Pride: Pope-tinis at McGillin’s. The Midtown Village bar is celebrating the fact that Francis used to be a nightclub bouncer. With limited-edition drink specials like the Pope-tini and Vatican Citywides (Peroni with a shot of “holy water”), McGillin’s may be the drinking mecca of the Pope’s visit. Plus, the bar will be decked out with Vatican flags and a cardboard cutout of Francis for photo ops. 9/22–9/27
Sloth: Last Day of Spruce Street Harbor Park. Been waiting for a hammock all summer? Consider Sunday the 27th your best (and last) chance to nab one. While a million-plus gather for outdoor Mass, be an armchair theologian at SSHP with a summer cocktail in hand; enjoy the first fall breeze on this pop-up’s last day of the season. 9/27
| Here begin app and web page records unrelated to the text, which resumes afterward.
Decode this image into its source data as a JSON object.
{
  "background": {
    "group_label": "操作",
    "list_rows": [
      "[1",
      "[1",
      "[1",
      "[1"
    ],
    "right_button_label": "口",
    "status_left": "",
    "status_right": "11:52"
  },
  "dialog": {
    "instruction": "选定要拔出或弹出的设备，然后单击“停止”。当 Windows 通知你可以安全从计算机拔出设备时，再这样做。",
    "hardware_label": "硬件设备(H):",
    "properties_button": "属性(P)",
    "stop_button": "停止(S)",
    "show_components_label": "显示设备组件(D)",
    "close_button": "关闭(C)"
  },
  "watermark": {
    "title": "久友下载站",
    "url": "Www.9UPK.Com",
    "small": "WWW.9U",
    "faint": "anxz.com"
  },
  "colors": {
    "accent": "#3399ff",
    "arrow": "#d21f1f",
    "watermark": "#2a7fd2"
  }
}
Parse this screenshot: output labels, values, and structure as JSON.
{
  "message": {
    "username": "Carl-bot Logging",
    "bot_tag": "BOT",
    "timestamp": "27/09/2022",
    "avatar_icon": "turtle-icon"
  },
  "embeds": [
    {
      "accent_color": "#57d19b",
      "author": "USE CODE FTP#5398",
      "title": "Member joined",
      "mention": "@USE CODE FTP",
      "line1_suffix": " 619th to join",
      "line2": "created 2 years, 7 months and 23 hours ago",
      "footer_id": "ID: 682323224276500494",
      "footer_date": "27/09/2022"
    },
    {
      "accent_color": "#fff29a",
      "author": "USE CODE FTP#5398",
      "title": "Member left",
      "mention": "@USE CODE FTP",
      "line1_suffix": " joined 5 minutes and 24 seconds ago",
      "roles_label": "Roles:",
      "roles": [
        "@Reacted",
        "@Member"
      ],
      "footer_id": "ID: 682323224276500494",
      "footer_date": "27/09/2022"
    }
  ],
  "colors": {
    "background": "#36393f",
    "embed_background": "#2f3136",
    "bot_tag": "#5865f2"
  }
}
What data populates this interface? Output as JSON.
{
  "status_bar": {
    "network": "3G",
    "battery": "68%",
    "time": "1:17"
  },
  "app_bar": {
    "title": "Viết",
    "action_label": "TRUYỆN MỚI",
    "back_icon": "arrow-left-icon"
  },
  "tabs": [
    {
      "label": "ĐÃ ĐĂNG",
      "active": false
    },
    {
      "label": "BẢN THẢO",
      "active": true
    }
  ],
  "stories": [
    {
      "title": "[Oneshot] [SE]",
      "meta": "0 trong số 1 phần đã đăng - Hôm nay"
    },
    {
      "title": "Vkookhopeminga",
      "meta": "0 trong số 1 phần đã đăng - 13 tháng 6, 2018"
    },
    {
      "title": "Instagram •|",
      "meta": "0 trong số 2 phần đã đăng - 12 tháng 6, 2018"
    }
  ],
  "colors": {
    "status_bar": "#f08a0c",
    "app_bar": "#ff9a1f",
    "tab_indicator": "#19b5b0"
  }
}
Gluttony: Argentine Cuisine at Gavin’s Café. Flock to the only Argentine joint in Center City to gorge on a special menu featuring traditional fare. Get potbelly-stuffed on celestially sweet medialunas (crescent rolls) and alfajores (cookie sandwiches). Then see how many beef empanadas with chimichurri sauce you can fit in your mouth.
Lust: “Pope Beer Week” at Pub on Passyunk East. Confess it: You love another pope; you always have. He’s the one who lives three doors down from Sweat Fitness, whose home offers 15 drafts on tap and serves you brunch all weekend. (Try the Trinity platter and the Pope Burger.) For the entire week, P.O.P.E. will be featuring beers from local breweries made in honor of Francis. Plus, there’ll be a “Last Supper” with beer from Founders Brewing Co. on Sunday.
Greed: Finally Do What You’ve Always Wanted. It’s yours, all yours, all 140 square miles that isn’t called the Parkway and Schuylkill. Everyone and his mother will be there on Sunday, so for once, you might be able to enjoy a stroll through town without goofy hipsters on skateboards and blind-eyed tourist nuisances. Hell, go prancing naked through the Wissahickon.
Originally published in the September 2015 issue of Philadelphia magazine.
With the final days of Friday Saturday Sunday under owners Jamie and Weaver Lilley coming up quickly. We reached into the Philadelphia magazine archives to find the 42-year old restaurant’s first review.
The review is by restaurant critic Jim Quinn, who in the October 1973 issue of the magazine reviewed Friday Saturday Sunday and Thursday Too (as it was known) as well as Astral Plane and Frog, two other restaurants that history shows were part of what we now refer to as, Philadelphia’s first restaurant renaissance. Even in its earliest days, it was clear that these restaurants were something special.
So many noodles in so many forms. From Asian to Italian, from quick lunches, to luxurious dinners, here are the best noodle dishes in Philadelphia, culled from Philadelphia magazine’s Best of Philly issue.
Best Pho in Philadelphia
For Philadelphia magazine’s April 1988 issue, then-staff writer Lisa DePaulo brought together 15 sons and daughters of Philly’s famous — among them Dr. J’s son Cheo, Georges Perrier’s daughter Genevieve, and Wilson Goode Jr. — for a story headlined “Second Generation.”
Even in this group of young men and women who would in many cases become notables in their own right, Beau Biden — then a 19-year-old freshman at Penn who had already been through the early tragedy of his mother’s death and the excitement and ultimate disappointment of his father’s first presidential bid — stood out, DePaulo says: Read more »